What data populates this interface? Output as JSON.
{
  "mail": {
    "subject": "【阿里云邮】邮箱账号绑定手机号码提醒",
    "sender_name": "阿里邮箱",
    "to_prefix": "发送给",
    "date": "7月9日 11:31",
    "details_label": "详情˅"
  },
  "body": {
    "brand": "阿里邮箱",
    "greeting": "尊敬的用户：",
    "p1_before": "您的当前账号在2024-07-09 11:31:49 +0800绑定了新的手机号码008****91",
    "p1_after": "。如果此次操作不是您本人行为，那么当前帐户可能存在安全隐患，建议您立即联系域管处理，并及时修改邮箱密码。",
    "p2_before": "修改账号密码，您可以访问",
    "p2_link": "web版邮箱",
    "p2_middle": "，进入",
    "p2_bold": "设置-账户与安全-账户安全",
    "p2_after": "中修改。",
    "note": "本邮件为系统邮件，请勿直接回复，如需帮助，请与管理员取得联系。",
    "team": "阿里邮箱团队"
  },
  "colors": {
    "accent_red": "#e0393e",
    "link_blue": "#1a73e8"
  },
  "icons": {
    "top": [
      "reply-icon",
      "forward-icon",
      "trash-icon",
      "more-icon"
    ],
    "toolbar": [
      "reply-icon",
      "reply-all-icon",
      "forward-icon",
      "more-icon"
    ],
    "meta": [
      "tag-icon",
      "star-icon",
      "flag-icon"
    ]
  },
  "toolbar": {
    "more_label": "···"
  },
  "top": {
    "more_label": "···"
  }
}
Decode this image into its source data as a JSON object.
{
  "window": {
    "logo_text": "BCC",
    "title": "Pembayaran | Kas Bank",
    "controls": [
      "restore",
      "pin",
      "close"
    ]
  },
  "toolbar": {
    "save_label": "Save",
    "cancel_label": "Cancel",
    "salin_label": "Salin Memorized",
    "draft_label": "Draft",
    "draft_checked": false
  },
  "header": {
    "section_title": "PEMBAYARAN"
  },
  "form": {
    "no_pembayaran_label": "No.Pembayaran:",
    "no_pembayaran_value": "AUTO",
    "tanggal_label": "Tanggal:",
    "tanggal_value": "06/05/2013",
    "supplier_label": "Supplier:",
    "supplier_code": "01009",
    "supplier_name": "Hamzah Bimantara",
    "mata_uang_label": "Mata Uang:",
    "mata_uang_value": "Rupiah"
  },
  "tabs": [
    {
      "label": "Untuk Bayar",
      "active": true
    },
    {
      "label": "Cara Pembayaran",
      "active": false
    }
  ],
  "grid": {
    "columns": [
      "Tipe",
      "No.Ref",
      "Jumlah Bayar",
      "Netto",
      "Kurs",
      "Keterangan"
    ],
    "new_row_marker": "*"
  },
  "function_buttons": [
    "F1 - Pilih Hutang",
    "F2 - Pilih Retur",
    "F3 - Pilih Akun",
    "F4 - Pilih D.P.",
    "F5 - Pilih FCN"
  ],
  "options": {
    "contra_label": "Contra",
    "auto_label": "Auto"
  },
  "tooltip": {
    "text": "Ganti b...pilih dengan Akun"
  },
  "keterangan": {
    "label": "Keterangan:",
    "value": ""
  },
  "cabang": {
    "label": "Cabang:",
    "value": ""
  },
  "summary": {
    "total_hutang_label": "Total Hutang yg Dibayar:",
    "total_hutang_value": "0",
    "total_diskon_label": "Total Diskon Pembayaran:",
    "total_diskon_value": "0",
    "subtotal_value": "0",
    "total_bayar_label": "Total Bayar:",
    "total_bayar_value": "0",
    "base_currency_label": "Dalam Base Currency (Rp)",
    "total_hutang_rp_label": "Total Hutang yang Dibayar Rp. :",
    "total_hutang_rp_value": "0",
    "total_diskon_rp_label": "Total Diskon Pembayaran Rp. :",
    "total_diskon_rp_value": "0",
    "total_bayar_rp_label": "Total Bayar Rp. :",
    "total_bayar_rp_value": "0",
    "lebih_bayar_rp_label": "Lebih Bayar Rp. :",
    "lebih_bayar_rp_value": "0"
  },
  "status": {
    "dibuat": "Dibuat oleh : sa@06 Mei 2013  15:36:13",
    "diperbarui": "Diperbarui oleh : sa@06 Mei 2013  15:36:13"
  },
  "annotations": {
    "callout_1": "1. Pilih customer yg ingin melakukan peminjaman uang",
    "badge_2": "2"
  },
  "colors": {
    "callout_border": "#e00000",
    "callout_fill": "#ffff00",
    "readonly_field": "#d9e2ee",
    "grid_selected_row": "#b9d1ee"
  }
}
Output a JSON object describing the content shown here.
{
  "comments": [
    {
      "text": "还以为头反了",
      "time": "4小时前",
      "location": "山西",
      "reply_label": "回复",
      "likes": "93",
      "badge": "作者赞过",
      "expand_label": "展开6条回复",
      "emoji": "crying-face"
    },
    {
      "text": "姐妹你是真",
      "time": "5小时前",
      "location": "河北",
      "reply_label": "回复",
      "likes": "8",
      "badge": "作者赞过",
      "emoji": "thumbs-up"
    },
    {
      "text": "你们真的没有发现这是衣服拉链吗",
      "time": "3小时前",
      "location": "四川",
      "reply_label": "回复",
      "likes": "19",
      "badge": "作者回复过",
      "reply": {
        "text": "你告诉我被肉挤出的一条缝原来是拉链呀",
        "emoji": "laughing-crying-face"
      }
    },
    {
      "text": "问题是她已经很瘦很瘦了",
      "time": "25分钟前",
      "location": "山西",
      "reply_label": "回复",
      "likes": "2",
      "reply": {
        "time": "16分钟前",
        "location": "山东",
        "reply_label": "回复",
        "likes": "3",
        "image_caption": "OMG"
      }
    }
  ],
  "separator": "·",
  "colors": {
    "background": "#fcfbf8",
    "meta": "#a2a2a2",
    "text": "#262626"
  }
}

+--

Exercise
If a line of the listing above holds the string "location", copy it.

Response for this exercise
      "location": "山西",
      "location": "河北",
      "location": "四川",
      "location": "山西",
        "location": "山东",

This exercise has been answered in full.